Stan came home from work one night to find me sewing the benighted things closed.
“What are you making?” quoth he.
“I’m making… Christmas… blobs.”
2. Goober and Goobrette are now two and a half, just about, and their vocabulary is starting to pick up. Specifically, they’re really starting to get the hang of body parts. Last night I overheard Goober playing with his little playmobile people: “Man! Penis! Man! Penis! Man! Penis!”
3. I recently stumbled across a neat little programme that solves the problem of turning your laptop on at night and your eyeballs immediately wanting to die from the horrible blue glare. Flux actually changes the temperature of light that your screen emits throughout the day, making it bluer in the morning/daytime, and much warmer at night (if you plug in your longitude & latitude it’ll track your local sunrise and sunset). It took about a day to get used to the night settings (it’s all a bit pink-y) but now I love it. No more late-night eyestrain! Yay!
4. A week or two ago I bought a dress from a friend of mine, who buys hideous pieces of clothing from Value Village et al. and then upcycles them into cute things. She’s pretty brilliant, and I love the dress, but maybe the best part is that I paid for it over paypal and neither of us have grown-up email addresses (you know, the kind with your actual name) linked to our paypal accounts. The line item on my credit card therefore reads “Paypal: WHIPPERHEAD”.
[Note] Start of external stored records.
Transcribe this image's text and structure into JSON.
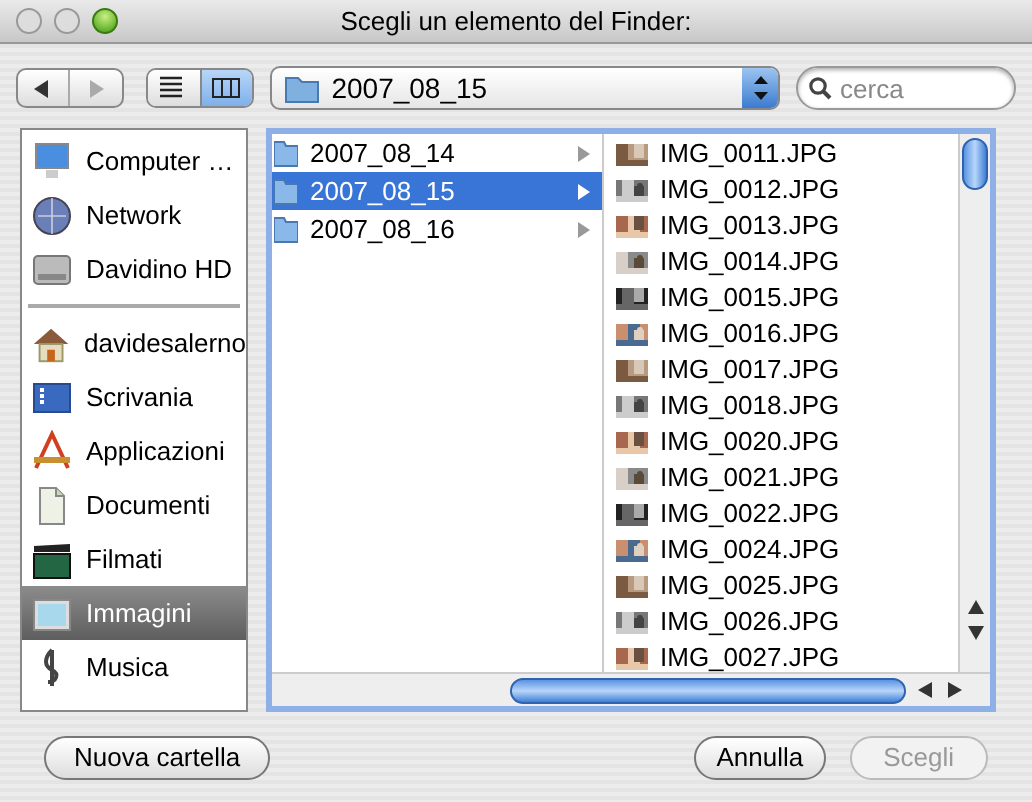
{
  "window": {
    "title": "Scegli un elemento del Finder:"
  },
  "toolbar": {
    "back": {
      "disabled": false
    },
    "forward": {
      "disabled": true
    },
    "views": [
      {
        "kind": "list",
        "selected": false
      },
      {
        "kind": "columns",
        "selected": true
      }
    ],
    "path_popup": {
      "value": "2007_08_15"
    },
    "search": {
      "placeholder": "cerca"
    }
  },
  "sidebar": {
    "items": [
      {
        "label": "Computer …",
        "kind": "computer",
        "selected": false
      },
      {
        "label": "Network",
        "kind": "network",
        "selected": false
      },
      {
        "label": "Davidino HD",
        "kind": "disk",
        "selected": false
      },
      {
        "label": "davidesalerno",
        "kind": "home",
        "selected": false
      },
      {
        "label": "Scrivania",
        "kind": "desktop",
        "selected": false
      },
      {
        "label": "Applicazioni",
        "kind": "apps",
        "selected": false
      },
      {
        "label": "Documenti",
        "kind": "docs",
        "selected": false
      },
      {
        "label": "Filmati",
        "kind": "movies",
        "selected": false
      },
      {
        "label": "Immagini",
        "kind": "pictures",
        "selected": true
      },
      {
        "label": "Musica",
        "kind": "music",
        "selected": false
      }
    ]
  },
  "browser": {
    "folders": [
      {
        "name": "2007_08_14",
        "selected": false
      },
      {
        "name": "2007_08_15",
        "selected": true
      },
      {
        "name": "2007_08_16",
        "selected": false
      }
    ],
    "files": [
      {
        "name": "IMG_0011.JPG",
        "selected": false
      },
      {
        "name": "IMG_0012.JPG",
        "selected": false
      },
      {
        "name": "IMG_0013.JPG",
        "selected": false
      },
      {
        "name": "IMG_0014.JPG",
        "selected": false
      },
      {
        "name": "IMG_0015.JPG",
        "selected": false
      },
      {
        "name": "IMG_0016.JPG",
        "selected": false
      },
      {
        "name": "IMG_0017.JPG",
        "selected": false
      },
      {
        "name": "IMG_0018.JPG",
        "selected": false
      },
      {
        "name": "IMG_0020.JPG",
        "selected": false
      },
      {
        "name": "IMG_0021.JPG",
        "selected": false
      },
      {
        "name": "IMG_0022.JPG",
        "selected": false
      },
      {
        "name": "IMG_0024.JPG",
        "selected": false
      },
      {
        "name": "IMG_0025.JPG",
        "selected": false
      },
      {
        "name": "IMG_0026.JPG",
        "selected": false
      },
      {
        "name": "IMG_0027.JPG",
        "selected": false
      }
    ]
  },
  "buttons": [
    {
      "label": "Nuova cartella",
      "kind": "new_folder",
      "disabled": false
    },
    {
      "label": "Annulla",
      "kind": "cancel",
      "disabled": false
    },
    {
      "label": "Scegli",
      "kind": "choose",
      "disabled": true
    }
  ]
}
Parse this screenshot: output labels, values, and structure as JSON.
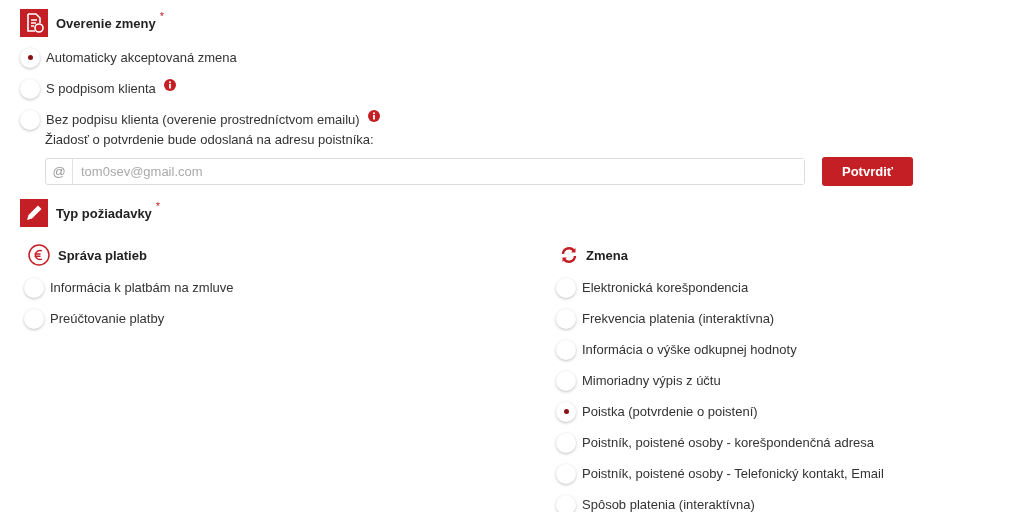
{
  "verification": {
    "title": "Overenie zmeny",
    "required": "*",
    "options": [
      {
        "label": "Automaticky akceptovaná zmena",
        "selected": true,
        "info": false
      },
      {
        "label": "S podpisom klienta",
        "selected": false,
        "info": true
      },
      {
        "label": "Bez podpisu klienta (overenie prostredníctvom emailu)",
        "selected": false,
        "info": true
      }
    ],
    "note": "Žiadosť o potvrdenie bude odoslaná na adresu poistníka:",
    "email": {
      "prefix": "@",
      "placeholder": "tom0sev@gmail.com"
    },
    "confirm_button": "Potvrdiť"
  },
  "request_type": {
    "title": "Typ požiadavky",
    "required": "*",
    "groups": [
      {
        "kind": "payment",
        "title": "Správa platieb",
        "options": [
          {
            "label": "Informácia k platbám na zmluve",
            "selected": false
          },
          {
            "label": "Preúčtovanie platby",
            "selected": false
          }
        ]
      },
      {
        "kind": "change",
        "title": "Zmena",
        "options": [
          {
            "label": "Elektronická korešpondencia",
            "selected": false
          },
          {
            "label": "Frekvencia platenia (interaktívna)",
            "selected": false
          },
          {
            "label": "Informácia o výške odkupnej hodnoty",
            "selected": false
          },
          {
            "label": "Mimoriadny výpis z účtu",
            "selected": false
          },
          {
            "label": "Poistka (potvrdenie o poistení)",
            "selected": true
          },
          {
            "label": "Poistník, poistené osoby - korešpondenčná adresa",
            "selected": false
          },
          {
            "label": "Poistník, poistené osoby - Telefonický kontakt, Email",
            "selected": false
          },
          {
            "label": "Spôsob platenia (interaktívna)",
            "selected": false
          }
        ]
      }
    ]
  }
}
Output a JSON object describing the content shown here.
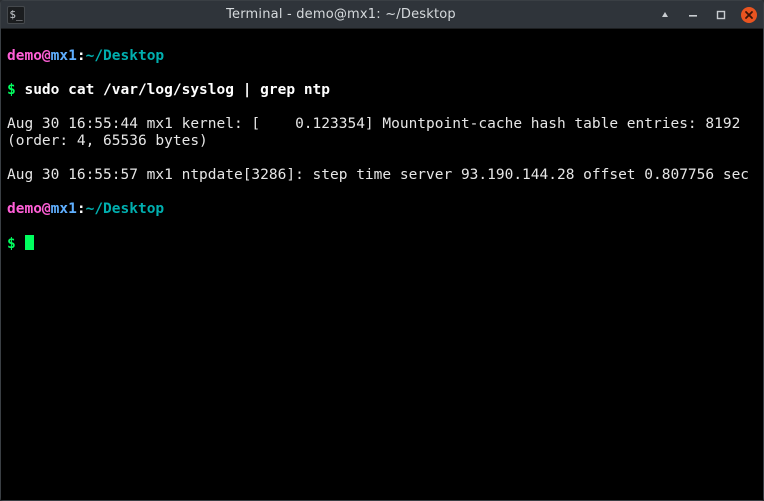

5. I know that I talked about Ordinary Time in my last post, but I’m not over them so they get another mention. Go listen to track twelve and then try telling me that they’re not amazing. Go on, I dare you. (Be sure to go to the end — it starts to get super amazing just before the two-minute mark.)
6. Speaking of music, here’s a dude singing a one-man medly arrangement of Les Mis:
(What I would give to have a range like that! Holy cow.)
7. I have a (bad?) habit of bookmarking virtually everything on the internet that catches my eye, and then never sorting out my bookmarks folder or visiting any of them ever again. Possibly I should delve into them more often, since I am missing out on such gems as Dorodango, Rock Paper Saddam, and Beard Research.